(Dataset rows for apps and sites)
Content starts

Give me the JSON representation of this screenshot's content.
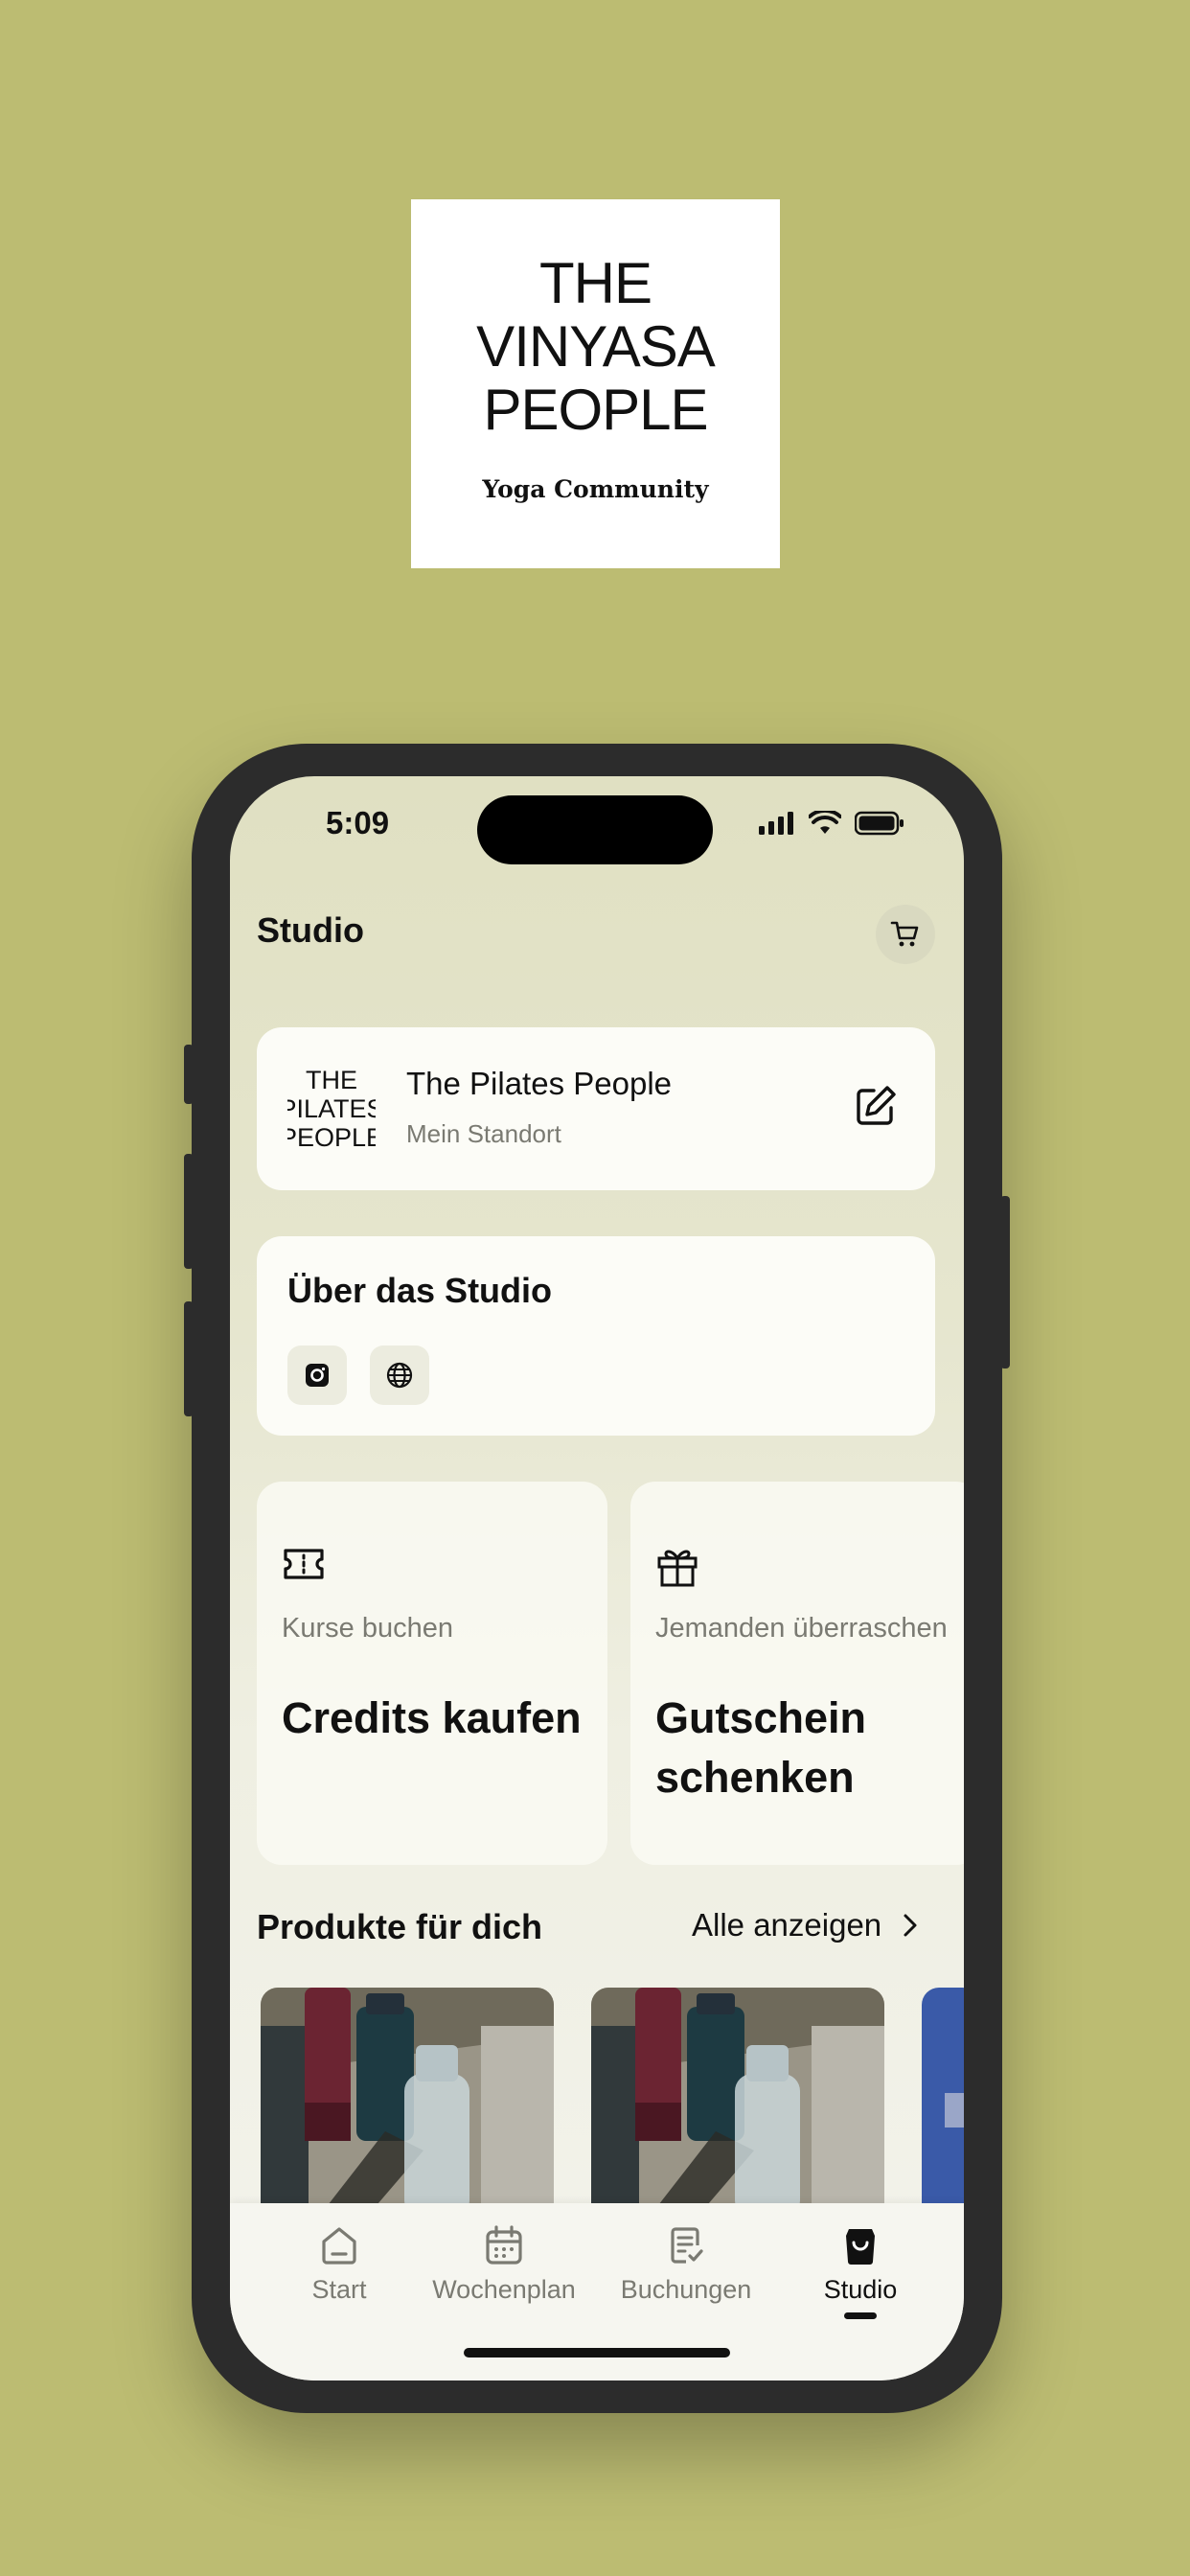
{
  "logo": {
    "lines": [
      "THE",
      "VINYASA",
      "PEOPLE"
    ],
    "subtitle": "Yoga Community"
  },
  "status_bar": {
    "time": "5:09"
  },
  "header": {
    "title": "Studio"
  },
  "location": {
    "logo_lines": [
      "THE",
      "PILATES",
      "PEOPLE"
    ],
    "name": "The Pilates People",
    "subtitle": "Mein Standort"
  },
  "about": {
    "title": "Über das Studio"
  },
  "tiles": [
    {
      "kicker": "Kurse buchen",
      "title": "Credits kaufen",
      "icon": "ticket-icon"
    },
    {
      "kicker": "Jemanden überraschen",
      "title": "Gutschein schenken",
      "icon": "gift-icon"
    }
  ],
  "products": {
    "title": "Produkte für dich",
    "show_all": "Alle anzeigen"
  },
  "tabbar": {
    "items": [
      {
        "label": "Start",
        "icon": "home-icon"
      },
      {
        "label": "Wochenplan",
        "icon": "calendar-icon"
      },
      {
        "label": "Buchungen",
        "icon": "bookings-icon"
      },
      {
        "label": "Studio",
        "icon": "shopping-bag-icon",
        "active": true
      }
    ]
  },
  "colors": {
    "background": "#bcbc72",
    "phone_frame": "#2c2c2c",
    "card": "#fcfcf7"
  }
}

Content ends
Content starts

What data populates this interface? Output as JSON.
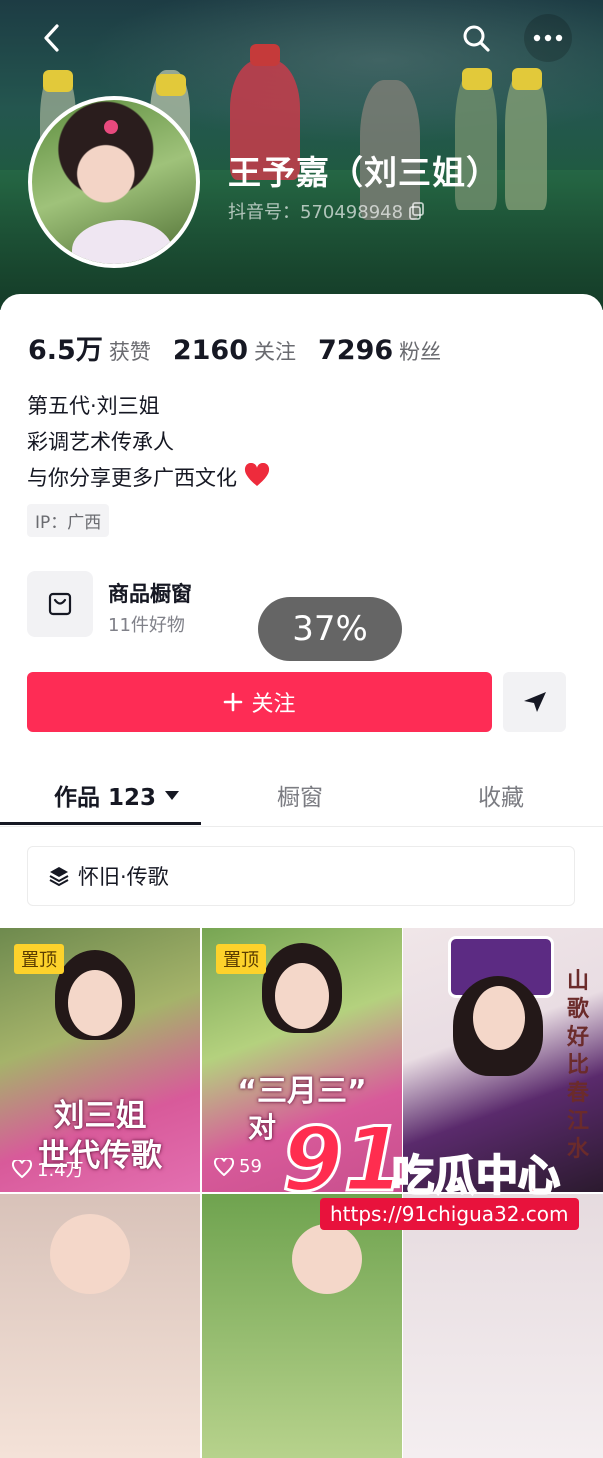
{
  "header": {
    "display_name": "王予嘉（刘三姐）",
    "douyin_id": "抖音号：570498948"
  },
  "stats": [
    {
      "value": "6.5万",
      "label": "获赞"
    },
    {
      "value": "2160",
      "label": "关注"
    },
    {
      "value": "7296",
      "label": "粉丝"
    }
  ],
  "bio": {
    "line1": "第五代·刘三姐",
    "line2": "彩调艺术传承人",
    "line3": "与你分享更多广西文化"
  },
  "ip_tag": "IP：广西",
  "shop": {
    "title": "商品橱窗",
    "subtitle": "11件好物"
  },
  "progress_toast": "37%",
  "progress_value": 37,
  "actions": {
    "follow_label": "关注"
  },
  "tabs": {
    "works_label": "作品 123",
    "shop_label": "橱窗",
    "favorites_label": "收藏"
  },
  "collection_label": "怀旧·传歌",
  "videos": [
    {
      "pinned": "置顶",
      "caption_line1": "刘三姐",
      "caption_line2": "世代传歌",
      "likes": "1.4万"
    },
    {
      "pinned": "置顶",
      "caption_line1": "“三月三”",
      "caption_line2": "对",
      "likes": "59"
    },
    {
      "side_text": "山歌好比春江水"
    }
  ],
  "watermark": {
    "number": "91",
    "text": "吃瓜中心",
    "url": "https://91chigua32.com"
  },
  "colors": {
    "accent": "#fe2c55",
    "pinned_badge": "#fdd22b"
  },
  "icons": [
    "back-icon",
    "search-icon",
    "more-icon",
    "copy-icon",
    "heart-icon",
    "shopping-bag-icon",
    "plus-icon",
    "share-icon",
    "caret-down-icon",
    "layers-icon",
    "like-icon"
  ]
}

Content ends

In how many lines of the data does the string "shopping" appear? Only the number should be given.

2